» Activity:
Report every line of the entries that contains the word "amount".

» Supplied entries:

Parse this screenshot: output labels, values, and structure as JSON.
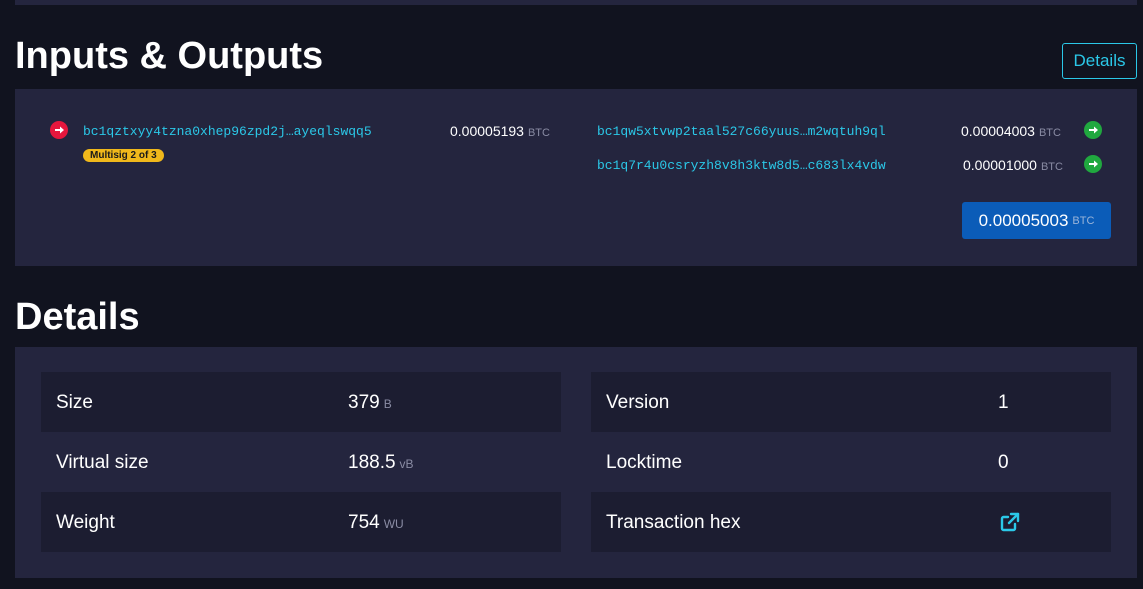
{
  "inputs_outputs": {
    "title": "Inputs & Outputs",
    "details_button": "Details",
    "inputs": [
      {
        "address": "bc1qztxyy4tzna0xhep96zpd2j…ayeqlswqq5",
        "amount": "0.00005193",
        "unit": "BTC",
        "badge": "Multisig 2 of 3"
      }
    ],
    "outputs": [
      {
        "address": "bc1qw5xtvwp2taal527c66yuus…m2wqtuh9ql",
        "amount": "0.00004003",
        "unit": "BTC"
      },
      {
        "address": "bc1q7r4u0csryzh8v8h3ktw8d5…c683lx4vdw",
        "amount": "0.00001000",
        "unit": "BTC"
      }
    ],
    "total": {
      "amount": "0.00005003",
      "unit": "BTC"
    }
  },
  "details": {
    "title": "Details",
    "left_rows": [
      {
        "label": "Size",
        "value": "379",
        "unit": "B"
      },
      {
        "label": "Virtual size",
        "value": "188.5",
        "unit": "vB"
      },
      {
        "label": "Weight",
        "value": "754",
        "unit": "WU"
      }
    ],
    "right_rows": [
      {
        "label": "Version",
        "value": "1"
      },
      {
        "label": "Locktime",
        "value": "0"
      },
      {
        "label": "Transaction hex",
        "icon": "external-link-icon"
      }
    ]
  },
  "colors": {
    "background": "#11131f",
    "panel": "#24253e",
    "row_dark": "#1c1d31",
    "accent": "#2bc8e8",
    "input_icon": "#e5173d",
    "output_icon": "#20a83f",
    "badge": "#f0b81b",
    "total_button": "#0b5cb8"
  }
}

» Task answer:
        "amount": "0.00005193",
        "amount": "0.00004003",
        "amount": "0.00001000",
      "amount": "0.00005003",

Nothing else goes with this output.